There is no way that Joseph would have chosen the evil was done to him. And yet, he wouldn’t undo it if he could. All that time in the pit, all that time in slavery, all that time in prison formed and shaped Joseph into someone who deeply valued the plans and purposes of God vastly more than his own plans and preferences. He was becoming a truer and clearer reflection of what God is like.

One of my very favorite pastors was Tim Keller. This is an observation that he made.

The pattern of saviors and the pattern of deliverers in the Bible is that the very people the deliverer is sent to is not only rejected but saved through the rejection. –Tim Keller

Who does that sound like? Who does that point us toward? May we see the truth, goodness, and beauty of Jesus. And, may we become more like him. I don’t’ think I’m being extreme; I don’t think I’m exaggerating when I say there is war raging for your soul and mine. There is a war raging for the soul of the church in America. Either we are going to look like Jesus and become more like him or we are going to look like the world and become more like the serpent.

The way of the world is to battle wrongs and perceived injustices through force, through control, through imposing your view and your way on others.

  • That can be done with violence.
  • That can be done with legislation.
  • That can be done with political scheming.
  • That can be done with shaming.

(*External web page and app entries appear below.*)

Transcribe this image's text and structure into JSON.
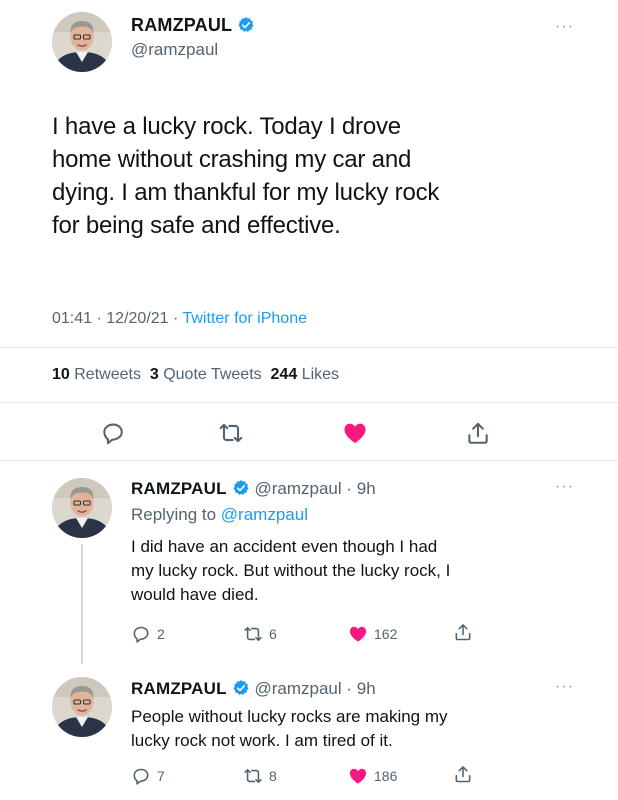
{
  "main_tweet": {
    "display_name": "RAMZPAUL",
    "handle": "@ramzpaul",
    "text_lines": [
      "I have a lucky rock. Today I drove",
      "home without crashing my car and",
      "dying. I am thankful for my lucky rock",
      "for being safe and effective."
    ],
    "time": "01:41",
    "date": "12/20/21",
    "sep1": "·",
    "sep2": "·",
    "source": "Twitter for iPhone",
    "retweets_count": "10",
    "retweets_label": "Retweets",
    "quotes_count": "3",
    "quotes_label": "Quote Tweets",
    "likes_count": "244",
    "likes_label": "Likes"
  },
  "replies": [
    {
      "display_name": "RAMZPAUL",
      "handle_time": "@ramzpaul · 9h",
      "replying_prefix": "Replying to",
      "replying_to": "@ramzpaul",
      "text_lines": [
        "I did have an accident even though I had",
        "my lucky rock. But without the lucky rock, I",
        "would have died."
      ],
      "replies": "2",
      "retweets": "6",
      "likes": "162"
    },
    {
      "display_name": "RAMZPAUL",
      "handle_time": "@ramzpaul · 9h",
      "text_lines": [
        "People without lucky rocks are making my",
        "lucky rock not work. I am tired of it."
      ],
      "replies": "7",
      "retweets": "8",
      "likes": "186"
    }
  ],
  "more_glyph": "···",
  "colors": {
    "accent": "#1d9bf0",
    "like": "#f91880",
    "text": "#0f1419",
    "muted": "#536471"
  },
  "icons": [
    "verified-badge-icon",
    "reply-icon",
    "retweet-icon",
    "heart-icon",
    "share-icon",
    "more-icon"
  ]
}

I think you get the point. You’ve seen it. You’ve experienced it. God’s way is different. The cycle of wrongdoing, chaos, and injustices are broken through suffering. And it’s not making our enemies suffer, but voluntarily suffering on behalf of our enemies. Jesus breaks the curse and cycle of sin and chaos through sacrifice. And he has called us to be his ambassadors and to join him in that good purpose.

I want to ask you to write down one last thing.

We want to WIN the world, not BEAT the world.

Just a minute ago I said there is a war raging for your soul and mine. There is a war raging the for soul of the church in America. What do I mean? I think too many followers of Jesus have believed the lie that we want to win by beating the world. But that’s not what Jesus has called us to. He called us to join him in winning the world by dying to ourselves in the same way that he died for us.

LUKE 6:27-36 But to you who are listening I say: Love your enemies, do good to those who hate you, bless those who curse you, pray for those who mistreat you. If someone slaps you on one cheek, turn to them the other also. If someone takes your coat, do not withhold your shirt from them. Give to everyone who asks you, and if anyone takes what belongs to you, do not demand it back. Do to others as you would have them do to you. “If you love those who love you, what credit is that to you? Even sinners love those who love them. And if you do good to those who are good to you, what credit is that to you? Even sinners do that. And if you lend to those from whom you expect repayment, what credit is that to you? Even sinners lend to sinners, expecting to be repaid in full. But love your enemies, do good to them, and lend to them without expecting to get anything back. Then your reward will be great, and you will be children of the Most High, because he is kind to the ungrateful and wicked. Be merciful, just as your Father is merciful.”